A metáfora antropofágica em Todas as vezes que dissemos adeus de Kaká Werá Jecupé

  • Carline Cunha Ramos Quaresma

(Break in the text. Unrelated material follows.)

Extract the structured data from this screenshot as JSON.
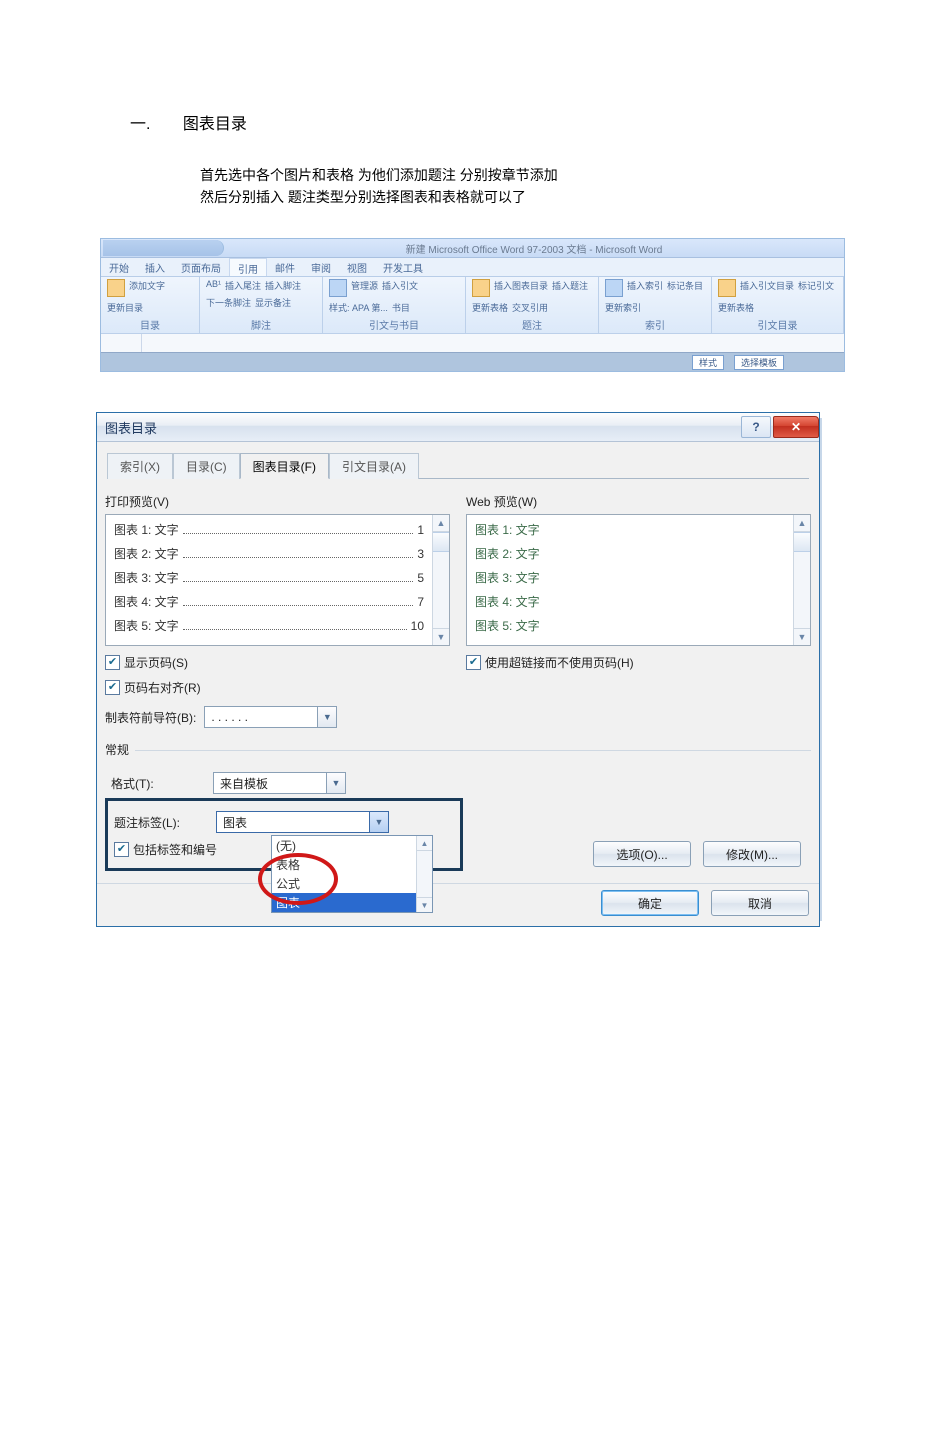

As one of the first Indigenous authors in Brazil to record the myths of his own people in book form, Kaká Werá Jecupé occupies a privileged space of enunciation vis-à-vis other writers who have published books about Indigenous verbal arts. His books rescue the ancestral memory of the Guarani people and carry with them the differential of having been written by someone who belongs to this culture. According to Kaká Werá Jecupé, until the publication, in 1994, of the first edition of Todas as vezes que dissemos adeus, Brazilian Indigenous culture had always been presented through the voices of anthropologists, indigenists, or social scientists. In this paper I focus on the resonances in the book of the anthropophagy metaphor—a trace of Indigenous culture drawn by Oswald de Andrade as a political gesture for a discussion of questions of the relationship between self and other. I take it as a point of departure to discuss Kaká Werá Jecupé’s position, living "between two worlds", and his mission to reveal his age-old tradition to so-called civilization, promoting the opening of a dialogue between cultures.